It really says something about Keith Urban’s star power that he got the biggest screams at Thursday night’s (June 8) concert at the CMA Music Festival in Nashville — and he didn’t even sing.
Several songs into Brooks & Dunn’s set, Ronnie Dunn invited an unadvertised Urban to join them on guitar for “Believe,” but when Urban didn’t immediately walk out, it was easy to think that Dunn was just teasing, especially when he ad-libbed that he wasn’t sure if Urban was even around. But indeed, he was, and Urban’s modest grin and casual wave set off thousands of flash bulbs and shrieks when he finally did stroll on stage.
Even Dunn seemed astounded at the response, flubbing a few lines in the song but still nailing it vocally. It probably would have made more sense for Brooks & Dunn to headline the show, especially since their 16-year-career is still going gangbusters and they sound as strong as ever. Even without all the bells and whistles associated with their tour — everybody just walks out on stage and sings at the CMA Music Festival — the duo provided the most bang for the buck in a night filled with big names.
Still, it’s hard to complain when Hank Williams Jr. and Lynyrd Skynyrd are in the house.
Williams brought the crowd to its feet with his theme from Monday Night Football, then rolled into “That’s How They Do It in Dixie” (his new single) and “Born to Boogie.” Then he took an unusual solo turn, grabbing his acoustic guitar to bang out “Blues Man,” “A Country Boy Can Survive,” the silly and clever “The World Don’t Revolve Around Kenny Chesney” and, of course, “Family Tradition.” And, by the way, he’d still like you to know that if you don’t like Kid Rock or Patsy Cline or Fats Domino or Hank Williams, then you can kiss his family’s ass.
Meanwhile, Skynyrd capped off a “Free Bird”-free evening with other classics like “Gimme Three Steps” and “Sweet Home Alabama,” with fireworks exploding above the stadium just before midnight.
By then, the music had been steadily flowing for four hours. Because everybody has a short set, you pretty much get the hits before moving on to the next act. Little Big Town and Pat Green stayed long enough for a hit or two, but Blake Shelton found enough time to cover the Bellamy Brothers’ “Redneck Girl” as well as his own string of hits — from “Nobody but Me,” “Goodbye Time” and “Some Beach” to “Austin” and “Ol’ Red.” You can tell he’s been playing the big venues with Toby Keith and Rascal Flatts because he looks totally at ease in a football stadium, which isn’t always easy, even for veteran headliners.

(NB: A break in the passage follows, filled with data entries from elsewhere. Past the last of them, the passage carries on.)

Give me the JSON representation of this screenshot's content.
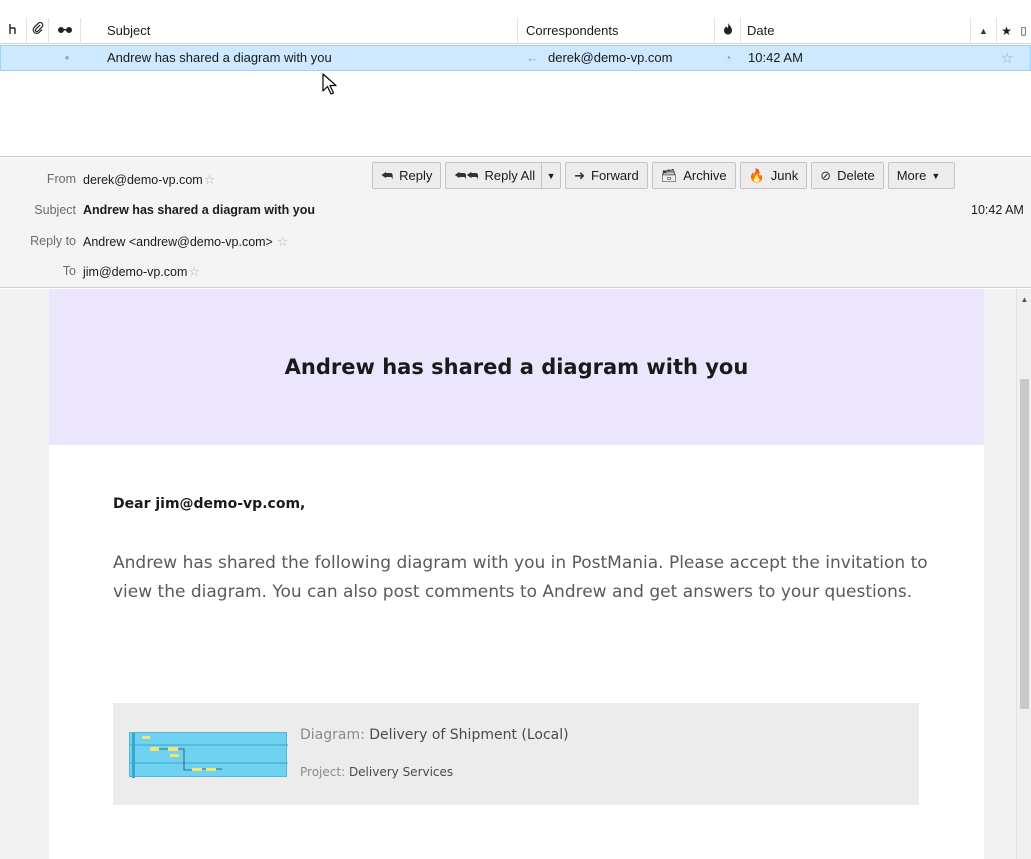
{
  "list": {
    "headers": {
      "thread_icon": "thread-icon",
      "attachment_icon": "paperclip-icon",
      "read_icon": "glasses-icon",
      "subject": "Subject",
      "correspondents": "Correspondents",
      "junk_icon": "flame-icon",
      "date": "Date",
      "sort_icon": "sort-ascending-icon",
      "star_icon": "star-icon"
    },
    "messages": [
      {
        "unread_dot": "•",
        "subject": "Andrew has shared a diagram with you",
        "correspondent_arrow": "←",
        "correspondent": "derek@demo-vp.com",
        "date": "10:42 AM",
        "starred": false
      }
    ]
  },
  "header": {
    "from_label": "From",
    "from_value": "derek@demo-vp.com",
    "subject_label": "Subject",
    "subject_value": "Andrew has shared a diagram with you",
    "reply_to_label": "Reply to",
    "reply_to_value": "Andrew <andrew@demo-vp.com>",
    "to_label": "To",
    "to_value": "jim@demo-vp.com",
    "time": "10:42 AM",
    "star_glyph": "☆",
    "toolbar": {
      "reply": "Reply",
      "reply_all": "Reply All",
      "forward": "Forward",
      "archive": "Archive",
      "junk": "Junk",
      "delete": "Delete",
      "more": "More"
    }
  },
  "email": {
    "title": "Andrew has shared a diagram with you",
    "greeting": "Dear jim@demo-vp.com,",
    "paragraph": "Andrew has shared the following diagram with you in PostMania. Please accept the invitation to view the diagram. You can also post comments to Andrew and get answers to your questions.",
    "diagram_key": "Diagram:",
    "diagram_value": "Delivery of Shipment (Local)",
    "project_key": "Project:",
    "project_value": "Delivery Services"
  },
  "colors": {
    "selected_row": "#cde8ff",
    "banner": "#ebe6fd",
    "thumbnail": "#6fd2f0"
  }
}
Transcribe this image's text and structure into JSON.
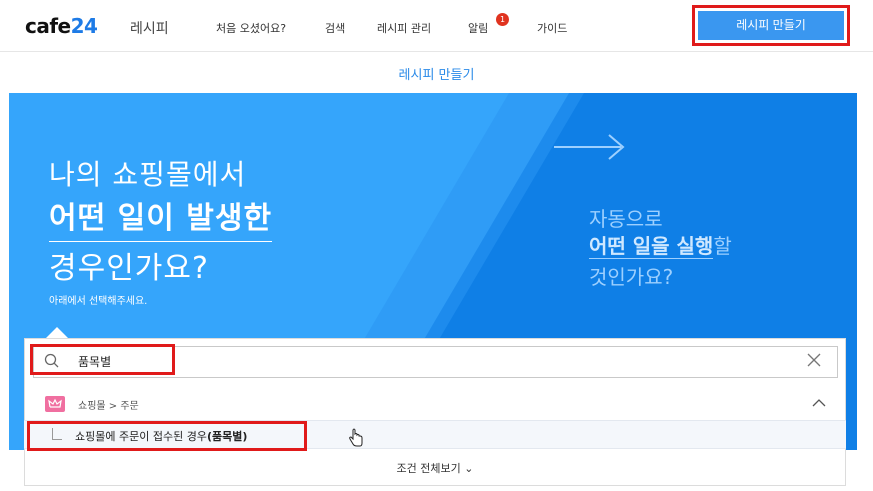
{
  "header": {
    "logo_main": "cafe",
    "logo_num": "24",
    "logo_sub": "레시피",
    "nav": [
      {
        "label": "처음 오셨어요?"
      },
      {
        "label": "검색"
      },
      {
        "label": "레시피 관리"
      },
      {
        "label": "알림"
      },
      {
        "label": "가이드"
      }
    ],
    "notification_count": "1",
    "create_button": "레시피 만들기"
  },
  "page": {
    "subtitle": "레시피 만들기"
  },
  "banner": {
    "left_line1": "나의 쇼핑몰에서",
    "left_line2": "어떤 일이 발생한",
    "left_line3": "경우인가요?",
    "left_hint": "아래에서 선택해주세요.",
    "right_line1": "자동으로",
    "right_line2_a": "어떤 일을 실행",
    "right_line2_b": "할",
    "right_line3": "것인가요?"
  },
  "search": {
    "value": "품목별",
    "category": "쇼핑몰 > 주문",
    "result_prefix": "쇼핑몰에 주문이 접수된 경우",
    "result_highlight": "(품목별)",
    "view_all": "조건 전체보기"
  },
  "colors": {
    "accent": "#3a97f0",
    "highlight_border": "#e01a1a",
    "category_icon": "#f06fa0"
  }
}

In the second hour, Sara Evans pranced around the stage with that beaming smile of hers, singing “Born to Fly,” “Suds in the Bucket,” her new single “Coalmine” (though it was hard to hear the lyrics) and “I Could Not Ask for More.” You can tell she loves the spotlight by the way she easily interacts with the audience, though she did momentarily turn everyone’s attention to a couple from Buffalo, N.Y., when the young man proposed marriage. Unfortunately, he was giggling all the way through it, prompting Evans to scold him, “Don’t laugh!” Anyway, the young woman said yes, and Evans returned to center stage to sign off with “Real Fine Place.”
Two of country’s most reliable hit-makers filled the gap between Evans and Brooks & Dunn. Dierks Bentley dropped by unannounced — instantly delighting several screaming young adults behind me — for a five-song set, including a new song, “Every Mile a Memory.” Gary Allan followed that with a string of familiar favorites, such as “Best I Ever Had” and “Life Ain’t Always Beautiful.” That last title is certainly true, but enjoying four hours of high-caliber country music under clear Nashville skies is always a very attractive option.